(Items listed in a dataset)
----
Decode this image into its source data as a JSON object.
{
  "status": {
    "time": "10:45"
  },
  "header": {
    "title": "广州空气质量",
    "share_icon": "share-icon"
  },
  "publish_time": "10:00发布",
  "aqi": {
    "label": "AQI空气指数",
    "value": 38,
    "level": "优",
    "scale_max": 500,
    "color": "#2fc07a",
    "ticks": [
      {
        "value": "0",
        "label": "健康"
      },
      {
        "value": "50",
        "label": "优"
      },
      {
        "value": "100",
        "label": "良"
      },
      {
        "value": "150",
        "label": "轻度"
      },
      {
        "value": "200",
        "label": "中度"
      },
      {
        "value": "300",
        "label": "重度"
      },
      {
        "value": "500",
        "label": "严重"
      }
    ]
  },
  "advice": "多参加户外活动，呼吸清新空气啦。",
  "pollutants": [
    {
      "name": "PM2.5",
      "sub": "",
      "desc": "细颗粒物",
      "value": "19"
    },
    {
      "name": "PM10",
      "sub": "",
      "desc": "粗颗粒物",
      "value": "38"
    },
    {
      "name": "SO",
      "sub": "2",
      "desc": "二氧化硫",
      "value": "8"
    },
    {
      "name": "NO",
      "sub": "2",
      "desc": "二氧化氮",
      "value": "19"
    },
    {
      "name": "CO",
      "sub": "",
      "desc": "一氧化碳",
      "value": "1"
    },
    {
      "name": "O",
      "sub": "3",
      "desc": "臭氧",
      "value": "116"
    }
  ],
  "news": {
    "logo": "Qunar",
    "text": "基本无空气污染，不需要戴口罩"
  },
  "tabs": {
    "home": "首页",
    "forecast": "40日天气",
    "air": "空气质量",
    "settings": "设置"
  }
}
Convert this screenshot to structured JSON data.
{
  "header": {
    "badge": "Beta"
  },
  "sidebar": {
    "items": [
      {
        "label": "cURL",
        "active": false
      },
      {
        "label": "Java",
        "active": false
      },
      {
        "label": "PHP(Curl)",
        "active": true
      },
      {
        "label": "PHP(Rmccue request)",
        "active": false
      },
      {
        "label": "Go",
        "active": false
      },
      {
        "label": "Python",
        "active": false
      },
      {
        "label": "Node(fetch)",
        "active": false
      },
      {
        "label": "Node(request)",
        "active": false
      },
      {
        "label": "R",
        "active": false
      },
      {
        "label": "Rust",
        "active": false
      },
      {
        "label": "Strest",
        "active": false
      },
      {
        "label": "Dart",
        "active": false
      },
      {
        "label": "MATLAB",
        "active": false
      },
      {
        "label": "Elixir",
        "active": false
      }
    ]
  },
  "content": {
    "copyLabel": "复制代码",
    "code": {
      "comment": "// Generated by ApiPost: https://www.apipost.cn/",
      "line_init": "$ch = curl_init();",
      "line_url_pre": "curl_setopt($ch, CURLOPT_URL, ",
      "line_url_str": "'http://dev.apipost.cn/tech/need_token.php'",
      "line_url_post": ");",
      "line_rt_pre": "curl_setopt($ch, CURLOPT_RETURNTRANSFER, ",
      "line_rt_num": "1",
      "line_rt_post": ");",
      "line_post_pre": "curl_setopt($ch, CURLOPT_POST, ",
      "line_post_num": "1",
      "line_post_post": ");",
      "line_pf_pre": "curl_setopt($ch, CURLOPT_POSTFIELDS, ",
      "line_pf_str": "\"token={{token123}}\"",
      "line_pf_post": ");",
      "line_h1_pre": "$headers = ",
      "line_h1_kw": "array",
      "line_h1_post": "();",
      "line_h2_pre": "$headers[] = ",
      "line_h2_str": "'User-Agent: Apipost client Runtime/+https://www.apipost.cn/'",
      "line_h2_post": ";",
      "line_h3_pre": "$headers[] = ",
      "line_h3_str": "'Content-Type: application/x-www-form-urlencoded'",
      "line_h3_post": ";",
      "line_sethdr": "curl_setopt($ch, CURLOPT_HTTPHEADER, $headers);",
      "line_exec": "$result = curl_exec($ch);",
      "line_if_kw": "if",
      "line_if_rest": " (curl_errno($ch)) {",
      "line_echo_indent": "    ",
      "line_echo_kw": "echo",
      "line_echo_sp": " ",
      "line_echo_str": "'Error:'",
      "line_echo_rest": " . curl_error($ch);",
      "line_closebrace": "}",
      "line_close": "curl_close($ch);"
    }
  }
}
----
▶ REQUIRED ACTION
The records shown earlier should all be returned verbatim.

▶ THE ANSWER
Decode this image into its source data as a JSON object.
{
  "status": {
    "time": "10:45"
  },
  "header": {
    "title": "广州空气质量",
    "share_icon": "share-icon"
  },
  "publish_time": "10:00发布",
  "aqi": {
    "label": "AQI空气指数",
    "value": 38,
    "level": "优",
    "scale_max": 500,
    "color": "#2fc07a",
    "ticks": [
      {
        "value": "0",
        "label": "健康"
      },
      {
        "value": "50",
        "label": "优"
      },
      {
        "value": "100",
        "label": "良"
      },
      {
        "value": "150",
        "label": "轻度"
      },
      {
        "value": "200",
        "label": "中度"
      },
      {
        "value": "300",
        "label": "重度"
      },
      {
        "value": "500",
        "label": "严重"
      }
    ]
  },
  "advice": "多参加户外活动，呼吸清新空气啦。",
  "pollutants": [
    {
      "name": "PM2.5",
      "sub": "",
      "desc": "细颗粒物",
      "value": "19"
    },
    {
      "name": "PM10",
      "sub": "",
      "desc": "粗颗粒物",
      "value": "38"
    },
    {
      "name": "SO",
      "sub": "2",
      "desc": "二氧化硫",
      "value": "8"
    },
    {
      "name": "NO",
      "sub": "2",
      "desc": "二氧化氮",
      "value": "19"
    },
    {
      "name": "CO",
      "sub": "",
      "desc": "一氧化碳",
      "value": "1"
    },
    {
      "name": "O",
      "sub": "3",
      "desc": "臭氧",
      "value": "116"
    }
  ],
  "news": {
    "logo": "Qunar",
    "text": "基本无空气污染，不需要戴口罩"
  },
  "tabs": {
    "home": "首页",
    "forecast": "40日天气",
    "air": "空气质量",
    "settings": "设置"
  }
}
Convert this screenshot to structured JSON data.
{
  "header": {
    "badge": "Beta"
  },
  "sidebar": {
    "items": [
      {
        "label": "cURL",
        "active": false
      },
      {
        "label": "Java",
        "active": false
      },
      {
        "label": "PHP(Curl)",
        "active": true
      },
      {
        "label": "PHP(Rmccue request)",
        "active": false
      },
      {
        "label": "Go",
        "active": false
      },
      {
        "label": "Python",
        "active": false
      },
      {
        "label": "Node(fetch)",
        "active": false
      },
      {
        "label": "Node(request)",
        "active": false
      },
      {
        "label": "R",
        "active": false
      },
      {
        "label": "Rust",
        "active": false
      },
      {
        "label": "Strest",
        "active": false
      },
      {
        "label": "Dart",
        "active": false
      },
      {
        "label": "MATLAB",
        "active": false
      },
      {
        "label": "Elixir",
        "active": false
      }
    ]
  },
  "content": {
    "copyLabel": "复制代码",
    "code": {
      "comment": "// Generated by ApiPost: https://www.apipost.cn/",
      "line_init": "$ch = curl_init();",
      "line_url_pre": "curl_setopt($ch, CURLOPT_URL, ",
      "line_url_str": "'http://dev.apipost.cn/tech/need_token.php'",
      "line_url_post": ");",
      "line_rt_pre": "curl_setopt($ch, CURLOPT_RETURNTRANSFER, ",
      "line_rt_num": "1",
      "line_rt_post": ");",
      "line_post_pre": "curl_setopt($ch, CURLOPT_POST, ",
      "line_post_num": "1",
      "line_post_post": ");",
      "line_pf_pre": "curl_setopt($ch, CURLOPT_POSTFIELDS, ",
      "line_pf_str": "\"token={{token123}}\"",
      "line_pf_post": ");",
      "line_h1_pre": "$headers = ",
      "line_h1_kw": "array",
      "line_h1_post": "();",
      "line_h2_pre": "$headers[] = ",
      "line_h2_str": "'User-Agent: Apipost client Runtime/+https://www.apipost.cn/'",
      "line_h2_post": ";",
      "line_h3_pre": "$headers[] = ",
      "line_h3_str": "'Content-Type: application/x-www-form-urlencoded'",
      "line_h3_post": ";",
      "line_sethdr": "curl_setopt($ch, CURLOPT_HTTPHEADER, $headers);",
      "line_exec": "$result = curl_exec($ch);",
      "line_if_kw": "if",
      "line_if_rest": " (curl_errno($ch)) {",
      "line_echo_indent": "    ",
      "line_echo_kw": "echo",
      "line_echo_sp": " ",
      "line_echo_str": "'Error:'",
      "line_echo_rest": " . curl_error($ch);",
      "line_closebrace": "}",
      "line_close": "curl_close($ch);"
    }
  }
}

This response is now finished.